### EXERCISE OBJECTIVE
Go line by line through the data and copy those with the word "Edit".

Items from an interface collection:
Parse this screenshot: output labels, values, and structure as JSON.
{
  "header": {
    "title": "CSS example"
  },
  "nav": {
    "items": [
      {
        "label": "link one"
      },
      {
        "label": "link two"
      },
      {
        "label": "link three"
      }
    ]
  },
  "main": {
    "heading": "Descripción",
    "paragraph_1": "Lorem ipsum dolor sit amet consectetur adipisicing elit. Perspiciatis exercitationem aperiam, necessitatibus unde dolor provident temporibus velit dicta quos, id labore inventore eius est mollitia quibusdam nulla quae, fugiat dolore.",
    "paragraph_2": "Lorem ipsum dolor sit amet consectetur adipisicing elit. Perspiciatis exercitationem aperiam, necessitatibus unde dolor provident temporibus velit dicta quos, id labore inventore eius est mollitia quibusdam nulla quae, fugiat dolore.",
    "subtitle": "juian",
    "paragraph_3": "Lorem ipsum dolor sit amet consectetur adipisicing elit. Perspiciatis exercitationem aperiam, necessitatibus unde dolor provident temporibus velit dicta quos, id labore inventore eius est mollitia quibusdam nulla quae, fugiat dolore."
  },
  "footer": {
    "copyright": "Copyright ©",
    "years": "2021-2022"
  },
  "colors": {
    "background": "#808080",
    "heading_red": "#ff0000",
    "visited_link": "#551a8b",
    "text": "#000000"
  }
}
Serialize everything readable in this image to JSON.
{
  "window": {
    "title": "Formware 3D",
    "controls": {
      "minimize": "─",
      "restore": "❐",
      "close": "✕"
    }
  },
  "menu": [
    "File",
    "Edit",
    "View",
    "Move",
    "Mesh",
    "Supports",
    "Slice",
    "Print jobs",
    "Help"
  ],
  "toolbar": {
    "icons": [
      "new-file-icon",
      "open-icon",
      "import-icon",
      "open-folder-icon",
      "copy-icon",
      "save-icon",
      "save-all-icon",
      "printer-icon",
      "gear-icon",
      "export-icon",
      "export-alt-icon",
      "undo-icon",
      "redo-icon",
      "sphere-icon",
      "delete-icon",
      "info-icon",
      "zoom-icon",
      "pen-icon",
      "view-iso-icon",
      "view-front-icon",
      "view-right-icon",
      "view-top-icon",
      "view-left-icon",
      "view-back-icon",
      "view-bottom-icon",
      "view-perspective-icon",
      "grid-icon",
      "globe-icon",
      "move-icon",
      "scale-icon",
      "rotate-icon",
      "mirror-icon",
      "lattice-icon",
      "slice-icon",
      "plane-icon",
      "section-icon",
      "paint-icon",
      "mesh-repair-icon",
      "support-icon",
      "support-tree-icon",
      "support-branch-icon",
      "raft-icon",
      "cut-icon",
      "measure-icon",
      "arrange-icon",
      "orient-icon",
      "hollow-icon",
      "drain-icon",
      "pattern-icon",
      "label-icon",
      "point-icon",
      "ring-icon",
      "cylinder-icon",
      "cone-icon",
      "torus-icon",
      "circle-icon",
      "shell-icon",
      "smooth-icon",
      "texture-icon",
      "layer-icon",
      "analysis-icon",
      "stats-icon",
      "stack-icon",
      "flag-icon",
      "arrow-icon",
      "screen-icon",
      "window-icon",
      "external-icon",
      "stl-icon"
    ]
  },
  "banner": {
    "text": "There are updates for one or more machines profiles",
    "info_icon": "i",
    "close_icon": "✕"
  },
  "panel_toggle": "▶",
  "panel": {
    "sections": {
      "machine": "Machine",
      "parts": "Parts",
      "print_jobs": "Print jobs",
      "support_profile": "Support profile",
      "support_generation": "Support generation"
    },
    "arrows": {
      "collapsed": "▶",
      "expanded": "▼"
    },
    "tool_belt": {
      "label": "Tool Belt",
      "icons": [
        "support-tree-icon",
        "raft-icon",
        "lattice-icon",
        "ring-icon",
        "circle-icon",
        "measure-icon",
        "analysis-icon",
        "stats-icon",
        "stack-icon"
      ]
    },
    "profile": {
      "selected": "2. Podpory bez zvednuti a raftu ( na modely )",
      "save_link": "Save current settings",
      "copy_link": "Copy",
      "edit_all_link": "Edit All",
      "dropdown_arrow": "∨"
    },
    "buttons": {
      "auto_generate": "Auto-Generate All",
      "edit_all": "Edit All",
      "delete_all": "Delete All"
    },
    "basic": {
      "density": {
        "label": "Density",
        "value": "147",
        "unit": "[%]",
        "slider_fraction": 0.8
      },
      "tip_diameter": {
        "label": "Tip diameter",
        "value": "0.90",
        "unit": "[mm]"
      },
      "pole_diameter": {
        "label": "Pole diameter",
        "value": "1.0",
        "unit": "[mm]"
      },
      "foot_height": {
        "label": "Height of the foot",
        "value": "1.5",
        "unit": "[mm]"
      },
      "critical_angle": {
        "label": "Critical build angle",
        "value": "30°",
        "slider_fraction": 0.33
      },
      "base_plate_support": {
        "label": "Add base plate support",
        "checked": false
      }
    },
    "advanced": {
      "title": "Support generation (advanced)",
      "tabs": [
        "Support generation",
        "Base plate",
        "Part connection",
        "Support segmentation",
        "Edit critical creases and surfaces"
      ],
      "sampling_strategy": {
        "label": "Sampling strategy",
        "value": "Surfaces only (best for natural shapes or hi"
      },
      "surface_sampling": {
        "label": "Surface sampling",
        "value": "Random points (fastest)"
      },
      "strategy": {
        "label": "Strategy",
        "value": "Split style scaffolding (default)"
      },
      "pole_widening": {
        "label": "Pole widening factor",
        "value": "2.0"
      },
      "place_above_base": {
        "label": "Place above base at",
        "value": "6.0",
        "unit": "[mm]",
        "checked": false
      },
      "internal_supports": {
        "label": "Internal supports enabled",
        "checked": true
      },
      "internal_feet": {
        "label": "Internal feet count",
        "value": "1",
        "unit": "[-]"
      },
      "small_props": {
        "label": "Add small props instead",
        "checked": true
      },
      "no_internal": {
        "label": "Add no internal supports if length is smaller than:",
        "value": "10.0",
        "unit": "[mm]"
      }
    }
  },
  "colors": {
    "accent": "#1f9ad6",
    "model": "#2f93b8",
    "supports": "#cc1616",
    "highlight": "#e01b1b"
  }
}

### FINAL ANSWER
    "Edit",
      "edit_all_link": "Edit All",
      "edit_all": "Edit All",
        "Edit critical creases and surfaces"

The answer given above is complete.